From Green Right Now Reports
Oklahoma has experienced some of its driest months ever during the opening months of 2011.
Friday those dry conditions, combined with warm spring winds, unleashed at least two dozen wildfires across the state.
Governor Mary Fallin declared all 77 counties a disaster area on Friday after fires claimed several homes and forced several evacuations. The fires continued to flare across the central and western portions of the state, but were expected to abate with nightfall.
Rainfall totals have been about 36 percent below normal for January and most of February when averaged across the state, according to government data.
Oklahoma suffers periodic droughts. The current drought began in 2010, setting parts of the state back in rainfall totals by as much as 7 inches, since last October.
According to the U.S. Geological Survey, the driest region is in the central portion of the state, and is at about 38 percent of normal precipitation, or 6.99 inches below normal. That’s makes the 2010-2011 route the 5th driest period since 1921.
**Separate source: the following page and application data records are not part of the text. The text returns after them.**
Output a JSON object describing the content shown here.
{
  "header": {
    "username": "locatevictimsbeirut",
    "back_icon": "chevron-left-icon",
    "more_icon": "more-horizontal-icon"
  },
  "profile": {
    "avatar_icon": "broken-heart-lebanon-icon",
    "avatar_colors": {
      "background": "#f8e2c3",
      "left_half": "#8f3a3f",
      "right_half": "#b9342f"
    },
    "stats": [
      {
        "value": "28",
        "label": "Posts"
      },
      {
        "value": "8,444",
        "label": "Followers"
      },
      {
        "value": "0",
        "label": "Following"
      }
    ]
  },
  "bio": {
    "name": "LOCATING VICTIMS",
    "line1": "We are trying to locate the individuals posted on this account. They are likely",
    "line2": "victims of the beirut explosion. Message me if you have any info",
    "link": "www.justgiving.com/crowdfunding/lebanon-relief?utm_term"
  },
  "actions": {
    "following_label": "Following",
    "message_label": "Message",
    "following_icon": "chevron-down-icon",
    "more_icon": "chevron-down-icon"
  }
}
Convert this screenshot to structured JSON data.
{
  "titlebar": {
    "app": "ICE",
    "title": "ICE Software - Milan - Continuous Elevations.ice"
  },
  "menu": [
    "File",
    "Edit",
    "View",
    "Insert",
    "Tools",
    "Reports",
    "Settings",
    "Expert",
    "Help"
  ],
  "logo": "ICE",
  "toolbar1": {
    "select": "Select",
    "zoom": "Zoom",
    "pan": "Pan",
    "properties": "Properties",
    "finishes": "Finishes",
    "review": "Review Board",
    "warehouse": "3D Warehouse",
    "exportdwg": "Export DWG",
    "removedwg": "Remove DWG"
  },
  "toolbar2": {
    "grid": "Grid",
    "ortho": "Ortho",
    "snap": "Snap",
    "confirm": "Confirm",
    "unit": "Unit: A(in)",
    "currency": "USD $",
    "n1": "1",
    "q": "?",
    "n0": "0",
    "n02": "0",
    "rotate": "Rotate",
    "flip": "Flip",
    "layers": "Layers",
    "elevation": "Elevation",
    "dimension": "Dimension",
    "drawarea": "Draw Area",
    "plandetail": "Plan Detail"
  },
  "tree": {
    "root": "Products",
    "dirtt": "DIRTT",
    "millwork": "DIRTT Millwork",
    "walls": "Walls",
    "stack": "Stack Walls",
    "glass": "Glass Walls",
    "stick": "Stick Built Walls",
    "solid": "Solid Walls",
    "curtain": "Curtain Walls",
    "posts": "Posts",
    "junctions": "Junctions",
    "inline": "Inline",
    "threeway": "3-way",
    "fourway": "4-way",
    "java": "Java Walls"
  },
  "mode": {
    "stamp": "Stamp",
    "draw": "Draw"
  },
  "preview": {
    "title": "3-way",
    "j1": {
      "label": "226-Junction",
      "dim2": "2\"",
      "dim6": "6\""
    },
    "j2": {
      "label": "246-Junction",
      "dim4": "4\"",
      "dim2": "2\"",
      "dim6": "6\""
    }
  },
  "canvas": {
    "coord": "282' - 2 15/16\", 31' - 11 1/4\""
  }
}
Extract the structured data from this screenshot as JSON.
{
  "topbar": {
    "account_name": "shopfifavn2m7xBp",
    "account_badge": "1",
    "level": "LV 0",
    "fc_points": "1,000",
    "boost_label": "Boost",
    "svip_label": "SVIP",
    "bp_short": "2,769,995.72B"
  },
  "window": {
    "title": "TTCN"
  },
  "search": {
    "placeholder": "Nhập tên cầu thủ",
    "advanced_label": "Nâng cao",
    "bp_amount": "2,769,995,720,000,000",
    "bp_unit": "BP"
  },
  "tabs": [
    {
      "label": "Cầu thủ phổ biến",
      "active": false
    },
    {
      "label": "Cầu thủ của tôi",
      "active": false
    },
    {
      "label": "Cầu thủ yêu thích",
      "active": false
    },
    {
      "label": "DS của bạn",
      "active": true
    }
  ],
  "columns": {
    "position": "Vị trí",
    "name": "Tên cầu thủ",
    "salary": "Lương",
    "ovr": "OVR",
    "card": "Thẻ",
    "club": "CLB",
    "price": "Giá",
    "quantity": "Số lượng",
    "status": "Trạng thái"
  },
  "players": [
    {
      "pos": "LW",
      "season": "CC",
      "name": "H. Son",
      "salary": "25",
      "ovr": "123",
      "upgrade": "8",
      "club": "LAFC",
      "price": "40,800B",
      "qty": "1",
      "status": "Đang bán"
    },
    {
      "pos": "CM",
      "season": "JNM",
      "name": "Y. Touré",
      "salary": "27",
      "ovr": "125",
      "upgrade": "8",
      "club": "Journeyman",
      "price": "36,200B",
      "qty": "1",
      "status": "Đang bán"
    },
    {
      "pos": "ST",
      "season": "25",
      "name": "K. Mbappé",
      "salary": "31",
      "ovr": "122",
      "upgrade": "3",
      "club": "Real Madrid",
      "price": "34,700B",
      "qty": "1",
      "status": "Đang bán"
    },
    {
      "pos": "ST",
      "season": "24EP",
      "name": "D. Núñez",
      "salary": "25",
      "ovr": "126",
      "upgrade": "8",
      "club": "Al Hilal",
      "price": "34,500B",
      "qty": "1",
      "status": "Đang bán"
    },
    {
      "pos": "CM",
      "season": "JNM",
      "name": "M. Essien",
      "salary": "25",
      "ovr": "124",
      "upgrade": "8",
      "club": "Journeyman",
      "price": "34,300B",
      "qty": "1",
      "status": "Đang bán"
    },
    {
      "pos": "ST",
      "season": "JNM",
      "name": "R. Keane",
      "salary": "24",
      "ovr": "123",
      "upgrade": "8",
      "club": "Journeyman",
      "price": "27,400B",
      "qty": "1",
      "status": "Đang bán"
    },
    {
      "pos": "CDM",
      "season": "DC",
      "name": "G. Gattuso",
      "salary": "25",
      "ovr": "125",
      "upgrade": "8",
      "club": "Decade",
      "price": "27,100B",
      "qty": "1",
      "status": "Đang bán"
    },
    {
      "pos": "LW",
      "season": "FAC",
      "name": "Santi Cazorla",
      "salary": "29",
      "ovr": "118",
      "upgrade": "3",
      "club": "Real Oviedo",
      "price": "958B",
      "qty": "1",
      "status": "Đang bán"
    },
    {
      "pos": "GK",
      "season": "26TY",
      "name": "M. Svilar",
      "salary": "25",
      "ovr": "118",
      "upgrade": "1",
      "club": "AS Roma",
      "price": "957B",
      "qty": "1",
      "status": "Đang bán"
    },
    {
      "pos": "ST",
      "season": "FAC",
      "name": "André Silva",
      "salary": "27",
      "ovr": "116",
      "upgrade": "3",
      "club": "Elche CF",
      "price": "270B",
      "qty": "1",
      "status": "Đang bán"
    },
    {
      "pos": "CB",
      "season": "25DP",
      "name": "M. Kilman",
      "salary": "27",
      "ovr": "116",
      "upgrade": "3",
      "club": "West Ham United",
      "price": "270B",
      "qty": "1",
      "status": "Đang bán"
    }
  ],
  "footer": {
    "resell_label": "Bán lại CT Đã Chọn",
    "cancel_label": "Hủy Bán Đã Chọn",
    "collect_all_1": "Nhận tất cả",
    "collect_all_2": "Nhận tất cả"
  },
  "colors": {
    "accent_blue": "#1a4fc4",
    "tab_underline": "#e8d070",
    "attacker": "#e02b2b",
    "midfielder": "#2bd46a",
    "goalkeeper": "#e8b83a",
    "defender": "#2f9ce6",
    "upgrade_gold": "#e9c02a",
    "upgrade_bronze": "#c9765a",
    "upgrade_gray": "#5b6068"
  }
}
Oklahoma’s Panhandle is in better shape, at 71 percent of normal precipitation or 1.23 inches below normal.
Climate change models predict drier weather for Southwestern states, and heavier than average rainfall in the Midwest and Northeast, a portrait of the future that seems to have been borne out in the last few years. Parts of the U.S. are experiencing annual and worsening flooding, particularly across the country’s midsection, while wildfires claim farmland and residences in drier regions.
This week floods slammed parts of the Northeast, from Pennsylvania to Connecticut. Flooding is predicted for many parts of the Upper Midwest, as well as the Northeast, as snows melt and those areas experience higher rainfall totals simultaneously, according to the National Weather Service.